Simple measures including vaccines and regular health check-ups can prevent infection-related cancers, which are among the most commonly occurring cancers in the country, say medical professionals.
Infection-related cancers were responsible for 37% of cancer deaths among women and 19 % of cancer deaths among men in 2010, according to a ten-year study on cancer mortality in India published in The Lancet.
The study, published on Wednesday, was conducted by Centre for Global Health Research and Tata Memorial Hospital (TMH) among others.

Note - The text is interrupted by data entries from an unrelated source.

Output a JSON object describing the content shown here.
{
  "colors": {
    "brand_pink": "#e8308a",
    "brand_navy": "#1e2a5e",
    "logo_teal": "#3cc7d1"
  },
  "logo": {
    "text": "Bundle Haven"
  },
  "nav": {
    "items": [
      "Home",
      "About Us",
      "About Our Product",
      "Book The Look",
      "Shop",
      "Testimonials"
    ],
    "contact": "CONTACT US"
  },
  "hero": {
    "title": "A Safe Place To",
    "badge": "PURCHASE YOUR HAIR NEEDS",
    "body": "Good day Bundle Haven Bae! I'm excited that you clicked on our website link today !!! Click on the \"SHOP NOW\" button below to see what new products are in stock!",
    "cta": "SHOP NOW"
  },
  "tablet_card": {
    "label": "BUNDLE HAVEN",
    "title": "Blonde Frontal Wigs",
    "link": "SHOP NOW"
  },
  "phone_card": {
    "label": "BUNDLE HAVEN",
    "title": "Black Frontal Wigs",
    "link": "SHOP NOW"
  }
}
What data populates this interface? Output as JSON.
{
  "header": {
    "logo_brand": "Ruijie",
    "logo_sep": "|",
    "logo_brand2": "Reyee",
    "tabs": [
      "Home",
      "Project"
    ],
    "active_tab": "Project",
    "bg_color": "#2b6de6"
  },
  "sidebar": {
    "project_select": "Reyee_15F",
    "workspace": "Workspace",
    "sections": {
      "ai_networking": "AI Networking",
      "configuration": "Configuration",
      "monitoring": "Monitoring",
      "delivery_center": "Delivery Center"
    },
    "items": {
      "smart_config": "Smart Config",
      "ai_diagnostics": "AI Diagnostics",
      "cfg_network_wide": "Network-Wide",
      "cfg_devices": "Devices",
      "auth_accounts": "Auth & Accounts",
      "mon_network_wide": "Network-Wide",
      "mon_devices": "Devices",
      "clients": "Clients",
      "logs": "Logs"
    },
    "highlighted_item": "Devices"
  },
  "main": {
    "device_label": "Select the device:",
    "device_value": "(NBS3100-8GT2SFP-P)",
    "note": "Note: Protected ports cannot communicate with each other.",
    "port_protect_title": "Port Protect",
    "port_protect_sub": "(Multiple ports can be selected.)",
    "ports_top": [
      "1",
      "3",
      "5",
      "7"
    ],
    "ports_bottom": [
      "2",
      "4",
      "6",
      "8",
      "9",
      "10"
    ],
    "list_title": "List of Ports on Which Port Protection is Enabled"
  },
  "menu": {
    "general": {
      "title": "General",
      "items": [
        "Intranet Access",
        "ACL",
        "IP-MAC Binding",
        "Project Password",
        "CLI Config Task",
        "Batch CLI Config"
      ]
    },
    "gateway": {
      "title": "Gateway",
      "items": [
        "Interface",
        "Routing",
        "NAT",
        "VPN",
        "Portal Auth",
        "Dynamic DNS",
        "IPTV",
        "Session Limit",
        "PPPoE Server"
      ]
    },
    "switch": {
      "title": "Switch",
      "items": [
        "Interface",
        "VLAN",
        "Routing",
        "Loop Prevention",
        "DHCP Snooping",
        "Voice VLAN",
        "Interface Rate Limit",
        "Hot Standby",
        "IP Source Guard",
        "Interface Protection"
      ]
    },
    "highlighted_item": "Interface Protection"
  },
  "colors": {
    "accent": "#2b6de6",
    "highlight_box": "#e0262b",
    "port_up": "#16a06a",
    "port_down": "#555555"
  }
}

In rural areas of the country, 55,200 people died of infection-related cancers, in the urban areas the figure stood at 17,200. Infection-related cancers are of the stomach, cervix and liver.
“Hepatitis B and C results in inflammation of the liver, which in turn causes injury. This injury can result in cell mutation and liver cancer,” said Dr Tejinder Singh, consultant oncologist at Fortis Hospital, Mulund. “This can be prevented by taking the Hepatitis B vaccine every five years,”. In 2010, 14,000 people died of liver cancer.
Stomach cancer is associated with unhygienic conditions. “Many Indians have the H pylori bacteria in their bodies. Some develop cancers, while others develop lymphnodes in the stomach. This, if detected early, is can be cured easily,” said Singh.
In 2010, 12.6% of the cancer deaths among men and 14.1 % of the deaths among women were due to stomach cancer, the study states. Stomach cancer is the second-most fatal cancer among both men and women.
Cervical cancer, on the other hand, can be prevented by a regular visual examination of the cervix by health workers.